Network security - Don't double-lock the front door, but leave the windows wide open!
David Groves highlights a few typical network security mishaps and how to avoid them.
Written by David Groves - 01 September 2014
From a vendor’s perspective, security products are great. Unlike most technology products, which are there to do something, security products are there to prevent something. This means that you only notice a problem when they fail to do so.
So the natural sales pitch for any security vendor is to emphasise their expertise and to talk up the potential impact and/or likelihood of a security breach.
The problem is that it’s very hard to tell the difference between a real security expert and someone who has learned the right words.
What the slick salesperson won’t tell you is that security is about people, policies and systems – in that order. If the people don’t adhere to the policy, or if the policy isn’t any good, no amount of systems are going to save you.
Simply put - amateurs hack systems, professionals hack people!
For example, one customer I visited couldn’t give me a guest Wi-Fi access code to run a demonstration, so he suggested I plug my laptop directly into the network cable in their meeting room instead. That’s a policy failure – they’ve correctly identified that wireless access to their corporate network shouldn’t be allowed (although guest Wi-Fi is increasingly a given), but left the back door swinging in the wind!

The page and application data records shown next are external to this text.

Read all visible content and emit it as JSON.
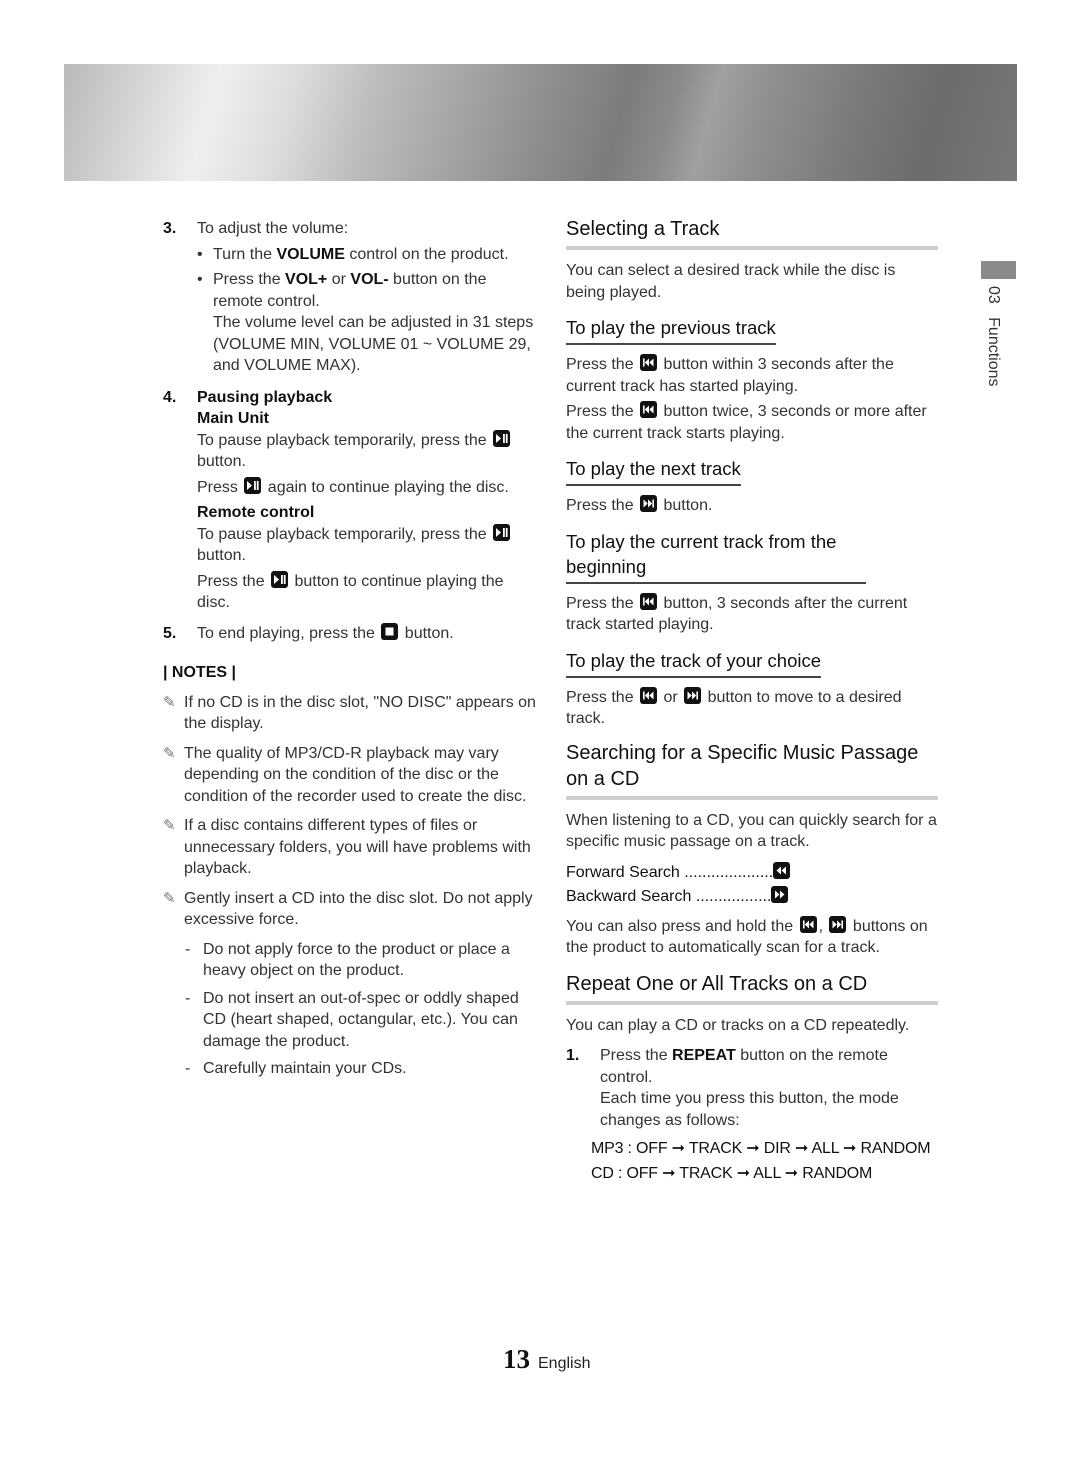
{
  "banner": {
    "name": "header-banner"
  },
  "side_tab": {
    "chapter_number": "03",
    "chapter_title": "Functions"
  },
  "left": {
    "step3": {
      "number": "3.",
      "text": "To adjust the volume:",
      "bullet1_pre": "Turn the ",
      "bullet1_bold": "VOLUME",
      "bullet1_post": " control on the product.",
      "bullet2_pre": "Press the ",
      "bullet2_bold1": "VOL+",
      "bullet2_mid": " or ",
      "bullet2_bold2": "VOL-",
      "bullet2_post": " button on the remote control.",
      "bullet2_extra": "The volume level can be adjusted in 31 steps (VOLUME MIN, VOLUME 01 ~ VOLUME 29, and VOLUME MAX)."
    },
    "step4": {
      "number": "4.",
      "title": "Pausing playback",
      "main_unit_label": "Main Unit",
      "main_unit_line1_pre": "To pause playback temporarily, press the ",
      "main_unit_line1_post": " button.",
      "main_unit_line2_pre": "Press ",
      "main_unit_line2_post": " again to continue playing the disc.",
      "remote_label": "Remote control",
      "remote_line1_pre": "To pause playback temporarily, press the ",
      "remote_line1_post": " button.",
      "remote_line2_pre": "Press the ",
      "remote_line2_post": " button to continue playing the disc."
    },
    "step5": {
      "number": "5.",
      "text_pre": "To end playing, press the ",
      "text_post": " button."
    },
    "notes_title": "| NOTES |",
    "notes": [
      "If no CD is in the disc slot, \"NO DISC\" appears on the display.",
      "The quality of MP3/CD-R playback may vary depending on the condition of the disc or the condition of the recorder used to create the disc.",
      "If a disc contains different types of files or unnecessary folders, you will have problems with playback.",
      "Gently insert a CD into the disc slot. Do not apply excessive force."
    ],
    "sub_notes": [
      "Do not apply force to the product or place a heavy object on the product.",
      "Do not insert an out-of-spec or oddly shaped CD (heart shaped, octangular, etc.). You can damage the product.",
      "Carefully maintain your CDs."
    ]
  },
  "right": {
    "selecting": {
      "title": "Selecting a Track",
      "intro": "You can select a desired track while the disc is being played."
    },
    "previous": {
      "title": "To play the previous track",
      "line1_pre": "Press the ",
      "line1_post": " button within 3 seconds after the current track has started playing.",
      "line2_pre": "Press the ",
      "line2_post": " button twice, 3 seconds or more after the current track starts playing."
    },
    "next": {
      "title": "To play the next track",
      "line_pre": "Press the ",
      "line_post": " button."
    },
    "current": {
      "title": "To play the current track from the beginning",
      "line_pre": "Press the ",
      "line_post": " button, 3 seconds after the current track started playing."
    },
    "choice": {
      "title": "To play the track of your choice",
      "line_pre": "Press the ",
      "line_mid": " or ",
      "line_post": " button to move to a desired track."
    },
    "searching": {
      "title": "Searching for a Specific Music Passage on a CD",
      "intro": "When listening to a CD, you can quickly search for a specific music passage on a track.",
      "forward_label": "Forward Search ....................",
      "backward_label": "Backward Search .................",
      "hold_pre": "You can also press and hold the ",
      "hold_mid": ", ",
      "hold_post": " buttons on the product to automatically scan for a track."
    },
    "repeat": {
      "title": "Repeat One or All Tracks on a CD",
      "intro": "You can play a CD or tracks on a CD repeatedly.",
      "step_number": "1.",
      "step_pre": "Press the ",
      "step_bold": "REPEAT",
      "step_post": " button on the remote control.",
      "step_extra": "Each time you press this button, the mode changes as follows:",
      "mp3_modes": "MP3 : OFF ➞ TRACK ➞ DIR ➞ ALL ➞ RANDOM",
      "cd_modes": "CD : OFF ➞ TRACK ➞ ALL ➞ RANDOM"
    }
  },
  "footer": {
    "page_number": "13",
    "language": "English"
  }
}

Another organisation I know failed to disable the accounts of employees when they left. The result was that some of their competitors seemed to mystically know exactly what figures they’d submitted in tenders and were able to beat them consistently on price. That one was a people failure – the policy existed, it just wasn’t being followed effectively.
This is by no means an isolated incident either: a recent survey revealed that in the US, 89% of people who had recently left an employer retained access to sensitive systems. And that 49% had actually logged in after they were no longer working there.
Azzurri has a wealth of experience in securing communication systems – networks, phone systems, and mobile devices. It’s very rare (I can’t recall a single instance during my time here) that a breach occurs once we’ve deployed a system to guard an area. But that’s not simply because of the system that was deployed.
It’s because of the planning that went in to selecting and deploying the right system, making sure that the policies were defined, and the people knew what they were.
So my advice is, before you pick up the phone to a security vendor, make sure you know what you want to guard against, what you want to protect and what your policy should be.
Blog post by David Groves, Product Management Director at Azzurri. - 01 September 2014